In 1 Corinthians 13:4-6, Paul makes it very clear that agape love rejects jealousy, bragging, arrogance, unseemliness, selfishness, anger, resentment and unrighteousness. So then how do we reconcile these verses with verse 7? And how does agape love bear, believe, hope, and endure ALL things? Does love endure lies, false teaching, immorality, or anything else that is not of God? LOVE DOES NOT! So what does Paul mean by “all things?” Paul refers to all things that are acceptable in God’s righteousness, all things acceptable in God’s will. Love does not justify sin. Love does not compromise with lies. Love warns. Love corrects. Love exhorts.

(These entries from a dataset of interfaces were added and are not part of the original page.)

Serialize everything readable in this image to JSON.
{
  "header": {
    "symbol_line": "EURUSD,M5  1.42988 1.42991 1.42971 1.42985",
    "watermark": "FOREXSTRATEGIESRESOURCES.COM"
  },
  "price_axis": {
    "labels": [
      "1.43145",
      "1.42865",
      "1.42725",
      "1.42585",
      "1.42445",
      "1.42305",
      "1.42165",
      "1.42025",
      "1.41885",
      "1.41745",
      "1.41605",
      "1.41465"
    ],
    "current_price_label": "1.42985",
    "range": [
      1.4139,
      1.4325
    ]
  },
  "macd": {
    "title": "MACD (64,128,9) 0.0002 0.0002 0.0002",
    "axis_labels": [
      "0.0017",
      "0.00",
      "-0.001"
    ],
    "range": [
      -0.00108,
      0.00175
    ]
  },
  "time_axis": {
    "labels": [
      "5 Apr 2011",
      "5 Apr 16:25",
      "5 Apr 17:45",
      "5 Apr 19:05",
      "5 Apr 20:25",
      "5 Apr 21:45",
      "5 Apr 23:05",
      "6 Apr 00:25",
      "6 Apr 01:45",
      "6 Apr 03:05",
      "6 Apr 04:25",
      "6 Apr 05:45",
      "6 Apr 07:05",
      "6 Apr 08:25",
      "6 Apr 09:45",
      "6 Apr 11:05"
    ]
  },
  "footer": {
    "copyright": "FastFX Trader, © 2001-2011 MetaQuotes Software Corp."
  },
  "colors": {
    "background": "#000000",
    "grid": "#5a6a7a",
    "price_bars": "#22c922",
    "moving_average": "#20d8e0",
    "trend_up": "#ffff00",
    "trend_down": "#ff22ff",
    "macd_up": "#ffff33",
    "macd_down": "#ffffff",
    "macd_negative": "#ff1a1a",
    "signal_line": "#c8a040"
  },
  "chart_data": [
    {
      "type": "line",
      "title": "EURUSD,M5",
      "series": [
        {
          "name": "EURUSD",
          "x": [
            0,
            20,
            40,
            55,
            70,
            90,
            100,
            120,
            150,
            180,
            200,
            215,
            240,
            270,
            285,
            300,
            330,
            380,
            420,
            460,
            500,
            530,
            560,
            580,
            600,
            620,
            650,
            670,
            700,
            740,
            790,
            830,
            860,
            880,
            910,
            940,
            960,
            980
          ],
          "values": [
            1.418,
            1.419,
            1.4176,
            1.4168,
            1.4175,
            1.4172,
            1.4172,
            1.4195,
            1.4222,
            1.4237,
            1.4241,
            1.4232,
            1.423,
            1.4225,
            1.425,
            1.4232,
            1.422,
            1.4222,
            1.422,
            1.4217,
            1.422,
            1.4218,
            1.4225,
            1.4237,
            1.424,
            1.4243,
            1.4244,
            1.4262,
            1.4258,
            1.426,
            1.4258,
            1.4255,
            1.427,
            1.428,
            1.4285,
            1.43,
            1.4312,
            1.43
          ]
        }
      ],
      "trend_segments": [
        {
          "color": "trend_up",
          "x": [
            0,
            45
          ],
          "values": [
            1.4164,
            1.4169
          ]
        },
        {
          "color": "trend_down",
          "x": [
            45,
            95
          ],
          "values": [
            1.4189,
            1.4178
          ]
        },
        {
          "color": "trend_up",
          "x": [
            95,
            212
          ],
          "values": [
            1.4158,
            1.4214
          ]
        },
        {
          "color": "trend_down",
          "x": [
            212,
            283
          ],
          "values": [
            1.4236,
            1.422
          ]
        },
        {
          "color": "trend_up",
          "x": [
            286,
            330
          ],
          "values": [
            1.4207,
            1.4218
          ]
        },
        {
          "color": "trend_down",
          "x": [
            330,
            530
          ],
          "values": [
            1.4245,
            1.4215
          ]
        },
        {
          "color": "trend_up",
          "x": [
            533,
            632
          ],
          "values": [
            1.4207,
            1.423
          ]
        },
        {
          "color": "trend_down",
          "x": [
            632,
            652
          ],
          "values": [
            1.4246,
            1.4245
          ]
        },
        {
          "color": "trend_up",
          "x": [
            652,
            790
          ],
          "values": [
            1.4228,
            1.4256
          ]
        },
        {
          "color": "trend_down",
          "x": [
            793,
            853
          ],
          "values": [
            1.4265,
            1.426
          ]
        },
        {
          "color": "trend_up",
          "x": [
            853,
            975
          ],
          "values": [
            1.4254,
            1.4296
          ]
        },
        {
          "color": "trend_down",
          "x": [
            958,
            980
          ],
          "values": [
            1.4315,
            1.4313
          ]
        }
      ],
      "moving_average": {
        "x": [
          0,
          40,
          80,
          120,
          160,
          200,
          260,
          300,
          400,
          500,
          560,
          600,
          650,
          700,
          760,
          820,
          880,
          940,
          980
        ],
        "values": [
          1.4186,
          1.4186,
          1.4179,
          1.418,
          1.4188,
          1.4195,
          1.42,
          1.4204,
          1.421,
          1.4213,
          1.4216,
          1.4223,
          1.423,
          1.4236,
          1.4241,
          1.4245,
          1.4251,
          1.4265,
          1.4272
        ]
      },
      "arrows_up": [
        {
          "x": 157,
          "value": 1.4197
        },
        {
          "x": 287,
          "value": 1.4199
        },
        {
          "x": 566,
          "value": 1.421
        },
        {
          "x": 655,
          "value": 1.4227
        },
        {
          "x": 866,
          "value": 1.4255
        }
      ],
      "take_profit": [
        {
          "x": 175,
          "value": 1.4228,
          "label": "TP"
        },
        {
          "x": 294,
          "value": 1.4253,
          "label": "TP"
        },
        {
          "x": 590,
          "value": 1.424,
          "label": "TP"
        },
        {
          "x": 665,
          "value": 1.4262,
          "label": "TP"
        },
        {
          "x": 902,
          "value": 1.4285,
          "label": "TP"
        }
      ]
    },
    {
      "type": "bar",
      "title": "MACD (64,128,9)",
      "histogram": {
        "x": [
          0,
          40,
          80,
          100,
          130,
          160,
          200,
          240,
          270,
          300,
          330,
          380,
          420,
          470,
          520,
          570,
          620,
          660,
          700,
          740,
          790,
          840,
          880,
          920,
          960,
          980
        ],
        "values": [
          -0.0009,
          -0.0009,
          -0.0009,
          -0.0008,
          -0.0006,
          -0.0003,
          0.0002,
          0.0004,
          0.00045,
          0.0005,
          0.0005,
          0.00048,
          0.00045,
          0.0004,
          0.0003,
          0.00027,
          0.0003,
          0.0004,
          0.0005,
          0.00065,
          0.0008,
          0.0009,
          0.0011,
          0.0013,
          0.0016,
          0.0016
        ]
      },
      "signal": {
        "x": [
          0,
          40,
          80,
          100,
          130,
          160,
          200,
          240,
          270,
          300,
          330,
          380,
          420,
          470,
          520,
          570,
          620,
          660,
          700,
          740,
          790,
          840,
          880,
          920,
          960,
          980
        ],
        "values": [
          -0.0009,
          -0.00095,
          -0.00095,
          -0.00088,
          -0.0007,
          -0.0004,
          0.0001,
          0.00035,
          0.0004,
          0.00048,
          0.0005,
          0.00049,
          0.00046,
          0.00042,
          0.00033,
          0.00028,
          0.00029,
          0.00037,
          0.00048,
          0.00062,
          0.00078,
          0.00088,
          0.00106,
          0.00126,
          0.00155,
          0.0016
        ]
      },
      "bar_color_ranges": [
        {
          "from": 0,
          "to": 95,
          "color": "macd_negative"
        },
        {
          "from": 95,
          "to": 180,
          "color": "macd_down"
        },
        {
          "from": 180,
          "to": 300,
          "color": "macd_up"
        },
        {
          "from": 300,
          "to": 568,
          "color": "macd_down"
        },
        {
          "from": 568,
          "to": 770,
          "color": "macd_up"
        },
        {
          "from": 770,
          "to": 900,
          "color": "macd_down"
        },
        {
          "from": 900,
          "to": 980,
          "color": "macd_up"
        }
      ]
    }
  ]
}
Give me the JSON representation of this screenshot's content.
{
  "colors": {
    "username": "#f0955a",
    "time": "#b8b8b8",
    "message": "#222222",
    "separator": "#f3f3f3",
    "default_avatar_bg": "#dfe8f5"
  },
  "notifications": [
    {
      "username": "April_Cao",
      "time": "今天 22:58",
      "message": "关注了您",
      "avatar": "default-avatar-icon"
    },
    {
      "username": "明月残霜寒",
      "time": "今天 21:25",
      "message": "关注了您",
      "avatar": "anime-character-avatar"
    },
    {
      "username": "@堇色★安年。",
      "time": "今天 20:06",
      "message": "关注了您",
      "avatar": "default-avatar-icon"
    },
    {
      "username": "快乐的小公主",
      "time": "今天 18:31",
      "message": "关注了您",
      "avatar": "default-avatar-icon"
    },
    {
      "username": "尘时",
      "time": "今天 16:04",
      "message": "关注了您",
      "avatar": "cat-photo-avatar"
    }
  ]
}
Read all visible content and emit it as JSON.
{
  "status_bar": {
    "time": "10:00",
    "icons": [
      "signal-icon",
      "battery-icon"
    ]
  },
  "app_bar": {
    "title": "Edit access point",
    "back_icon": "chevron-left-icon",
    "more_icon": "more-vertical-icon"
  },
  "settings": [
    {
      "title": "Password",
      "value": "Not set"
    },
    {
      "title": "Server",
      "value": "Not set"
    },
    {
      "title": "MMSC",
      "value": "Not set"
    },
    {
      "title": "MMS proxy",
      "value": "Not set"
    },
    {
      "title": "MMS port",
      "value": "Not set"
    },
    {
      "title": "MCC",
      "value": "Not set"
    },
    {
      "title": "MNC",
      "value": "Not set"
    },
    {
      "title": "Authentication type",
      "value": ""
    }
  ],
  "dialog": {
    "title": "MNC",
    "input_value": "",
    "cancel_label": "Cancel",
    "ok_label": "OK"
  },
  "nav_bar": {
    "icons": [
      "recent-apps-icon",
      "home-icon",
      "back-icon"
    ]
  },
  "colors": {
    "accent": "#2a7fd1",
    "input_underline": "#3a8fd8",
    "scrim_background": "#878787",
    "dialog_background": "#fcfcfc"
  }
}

Love rebukes. And love disciplines.
Then Paul says “love believes all things.” Does this mean love is blind or gullible? No, but neither is love suspicious or cynical! Love believes in the best outcome for the one upon whom it is bestowed. What is the best outcome? Simply this: sin confessed and sin forgiven, a loved one restored to righteousness. What if the sin was not exactly confessed? Then there could not exactly be forgiveness! Love is a harbor of trust. When that trust is broken, love’s first reaction is to heal and restore. When loves throws its mantle over wrong, as it does so, it also believes in the best outcome for the one who has done wrong. Love “bears” by covering, by supporting, by protecting others from ridicule.
“Brothers, if anyone is caught in any transgression, you who are spiritual should restore him in a spirit of gentleness. Keep watch on yourself, lest you too be tempted” (Galatians 6:1).
“Love hopes all things.” Even when belief in a loved one’s goodness or repentance is shattered, love still hopes. As long as God’s grace is operative, human failure is never final! Jesus would not take Peter’s failure as final. Paul would not take the Corinthians’ failure as final. There are more than enough promises in the Bible to make love hopeful for parents of children who have strayed, the spouse of an unbelieving partner, the congregation that has disciplined members who, to date, have not repented. Love remains constant in the hope that the child, the spouse, the erring brother or sister will be restored. Love refuses to take failure as final. The rope of love’s hope has no end. As long as there is life, love does not lose hope. When our hope becomes weak, we know that our love has already done so!
“Love endures all things.” Do you know, oh Christian, you’re a doormat? Yes, sometimes that is the sacrifice of love! But do we define love based upon the frequency that someone takes advantage of us? NO! Love refuses to stop bearing, stop believing, or, stop hoping, because love will not stop loving! Love bears what is otherwise unbearable. Love believes what is otherwise unbelievable. Love hopes in what is otherwise hopeless. Love endures when anything else would just give up. After love bears, it believes. After love believes, it hopes. After love hopes, it endures. THERE IS NO “AFTER” FOR ENDURANCE! And who more than Christ, had to endure?
“And Jesus said, ‘Father forgive them, for they do not know what they do’” (Luke 23:34).